Making Long Distance Relationships Work
Remote users have as many rights as those who gain access to the corporate network from within the safety of company headquarters. The only problem is, these long-distance relationships can be costly, both from a security and a financial standpoint.
Ever an advocate for remote user rights, NLynx Systems Inc. (Austin, Texas) now offers InterLynx/S, an Internet gateway designed to provide secure, 5250 remote access to AS/400s without the need for dial-up and leased-line solutions.
A peripheral hardware device, InterLynx/S is connected to the network at the host site, providing 5250 remote access over the Internet. This allows users currently using dial-up solutions for remote access to instead use a local Internet Service Provider (ISP) to connect to the AS/400, which is protected from the Internet by firewall technology.
InterLynx/S targets those users needing remote access to green-screen applications, according to Jim Robillard, VP of marketing for NLynx. "It’s a straightforward implementation," he says. "From the host site, it looks like a standard TN5250 connection."
On the server side, users install the InterLynx/S device, which acts as a firewall or gateway between the Internet connection and the AS/400 host, Robillard says. On the client side, the remote user needs NLynx’s ES/TCP component, designed to provide 128-bit Secure Sockets Layer encryption. ES/TCP software also provides TN5250 display and printer emulation over TCP/IP to the AS/400 and is compatible with both 16-bit and 32-bit environments.
ES/TCP offers the user the same NLynx Emerald Series client, this time over the Internet, Robillard points out. Whereas current remote access configurations typically incur the costs of a dedicated phone line, long distance calls and a remote access server device, InterLynx/S is priced at $5,500 – which includes a 10-user license – and "takes advantage of a company’s existing Internet connection," he says.
InterLynx/S is also more versatile than typical remote access servers due to its capacity to be used as a general-purpose Internet gateway, observes Robillard.
Implementation of InterLynx/S has the potential to cut a company’s remote access costs in half on an ongoing basis, according to Eric Hemmendinger, an analyst with Aberdeen Group (Boston). Though the product has an upfront cost, InterLynx/S "pays for itself in a matter of months," he says.
In addition to the cost benefits of implementing InterLynx/S, Hemmendinger says the product’s dedication to the AS/400 market will help it find success. "There are a lot of products that have been introduced for Internet access, but NLynx is addressing the 5250 protocol specifically," he says.
Hemmendinger adds that network administrators considering the product do not have to be sold on the technology NLynx is introducing, they simply have to consider their return on investment.
Use of the Internet during remote access connections typically inspires concerns about the security of making one’s AS/400 accessible via the Internet and sending terminal transmissions via an ISP. InterLynx/S addresses these concerns by acting as a firewall between the AS/400 and the Internet, according to Robillard. "Information must be authorized to pass through [InterLynx/S]," he says.
M.G. Maher, a New Orleans-based U.S. customs broker and international freight forwarders firm, has already put InterLynx/S to use through its service bureau, which helps customs brokers clear goods and prepare documents that must be filed with customs, explains Tim Phinney, IS manager for M.G. Maher.
With InterLynx/S, M.G. Maher service bureau customers can now pay a local ISP for their connection, Phinney says.
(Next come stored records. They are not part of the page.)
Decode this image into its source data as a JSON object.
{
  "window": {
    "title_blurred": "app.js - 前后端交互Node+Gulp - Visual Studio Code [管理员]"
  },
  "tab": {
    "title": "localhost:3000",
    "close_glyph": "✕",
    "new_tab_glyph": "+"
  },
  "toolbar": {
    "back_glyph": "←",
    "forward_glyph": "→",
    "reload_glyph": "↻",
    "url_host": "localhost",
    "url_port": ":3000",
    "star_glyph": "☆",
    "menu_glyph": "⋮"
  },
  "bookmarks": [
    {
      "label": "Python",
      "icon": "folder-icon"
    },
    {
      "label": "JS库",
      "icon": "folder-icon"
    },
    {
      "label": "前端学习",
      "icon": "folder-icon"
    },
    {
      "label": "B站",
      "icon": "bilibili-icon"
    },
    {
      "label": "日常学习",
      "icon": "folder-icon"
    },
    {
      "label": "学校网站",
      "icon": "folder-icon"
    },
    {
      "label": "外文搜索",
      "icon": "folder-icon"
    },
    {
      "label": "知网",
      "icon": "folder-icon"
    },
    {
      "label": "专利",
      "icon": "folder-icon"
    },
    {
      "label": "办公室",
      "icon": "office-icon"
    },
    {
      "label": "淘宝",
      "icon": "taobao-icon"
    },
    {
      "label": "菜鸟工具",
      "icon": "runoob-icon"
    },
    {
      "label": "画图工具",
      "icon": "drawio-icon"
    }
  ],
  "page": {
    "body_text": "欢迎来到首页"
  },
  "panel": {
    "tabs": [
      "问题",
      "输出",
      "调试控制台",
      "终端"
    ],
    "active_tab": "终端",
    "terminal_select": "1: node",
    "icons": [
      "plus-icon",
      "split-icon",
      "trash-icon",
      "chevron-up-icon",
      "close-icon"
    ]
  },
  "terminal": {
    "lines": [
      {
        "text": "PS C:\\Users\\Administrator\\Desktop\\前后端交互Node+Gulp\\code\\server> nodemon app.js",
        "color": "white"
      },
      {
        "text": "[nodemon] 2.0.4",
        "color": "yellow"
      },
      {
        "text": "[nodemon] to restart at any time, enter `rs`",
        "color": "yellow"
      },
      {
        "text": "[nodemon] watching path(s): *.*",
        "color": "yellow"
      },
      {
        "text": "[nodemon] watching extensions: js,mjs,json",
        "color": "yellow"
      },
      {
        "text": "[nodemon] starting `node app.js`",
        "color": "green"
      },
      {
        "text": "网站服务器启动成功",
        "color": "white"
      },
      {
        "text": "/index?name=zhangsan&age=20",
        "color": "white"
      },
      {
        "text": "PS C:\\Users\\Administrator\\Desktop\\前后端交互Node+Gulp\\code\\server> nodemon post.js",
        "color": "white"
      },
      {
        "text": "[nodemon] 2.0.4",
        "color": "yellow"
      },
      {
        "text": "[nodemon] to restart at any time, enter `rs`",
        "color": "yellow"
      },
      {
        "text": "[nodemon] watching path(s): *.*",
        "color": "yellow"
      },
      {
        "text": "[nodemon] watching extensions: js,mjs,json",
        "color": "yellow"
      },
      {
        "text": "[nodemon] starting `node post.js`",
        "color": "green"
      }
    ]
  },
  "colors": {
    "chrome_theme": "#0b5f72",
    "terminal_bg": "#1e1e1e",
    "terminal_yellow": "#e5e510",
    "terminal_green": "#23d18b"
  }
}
He is also hoping the new method of connecting with his company’s service bureau will encourage not only local users but those throughout the country who may have been avoiding long-distance dial-up charges in the past.
Without InterLynx/S, users would take a PC and dial into a protocol converter, all the while on a long distance call, according to Phinney. "The solution benefits us at a cost that is probably a half, if not a quarter, of what it would cost you to put in a server with a firewall on it," he says. "I’ve had quotes of up to $20,000 for that kind of [solution]."